[Records from a data collection]

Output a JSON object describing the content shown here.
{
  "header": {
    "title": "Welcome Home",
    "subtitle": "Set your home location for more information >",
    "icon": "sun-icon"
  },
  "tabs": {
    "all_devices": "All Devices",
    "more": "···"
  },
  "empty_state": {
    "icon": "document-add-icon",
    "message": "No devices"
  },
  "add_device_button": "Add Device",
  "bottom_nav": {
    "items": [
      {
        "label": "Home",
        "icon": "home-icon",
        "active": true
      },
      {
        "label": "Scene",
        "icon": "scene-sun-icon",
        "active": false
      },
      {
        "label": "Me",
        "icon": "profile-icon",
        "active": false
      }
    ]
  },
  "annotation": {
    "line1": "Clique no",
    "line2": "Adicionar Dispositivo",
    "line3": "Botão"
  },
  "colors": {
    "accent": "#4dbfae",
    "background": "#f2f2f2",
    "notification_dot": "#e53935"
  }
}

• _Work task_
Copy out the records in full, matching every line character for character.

• _Answer to the problem_
Output a JSON object describing the content shown here.
{
  "header": {
    "title": "Welcome Home",
    "subtitle": "Set your home location for more information >",
    "icon": "sun-icon"
  },
  "tabs": {
    "all_devices": "All Devices",
    "more": "···"
  },
  "empty_state": {
    "icon": "document-add-icon",
    "message": "No devices"
  },
  "add_device_button": "Add Device",
  "bottom_nav": {
    "items": [
      {
        "label": "Home",
        "icon": "home-icon",
        "active": true
      },
      {
        "label": "Scene",
        "icon": "scene-sun-icon",
        "active": false
      },
      {
        "label": "Me",
        "icon": "profile-icon",
        "active": false
      }
    ]
  },
  "annotation": {
    "line1": "Clique no",
    "line2": "Adicionar Dispositivo",
    "line3": "Botão"
  },
  "colors": {
    "accent": "#4dbfae",
    "background": "#f2f2f2",
    "notification_dot": "#e53935"
  }
}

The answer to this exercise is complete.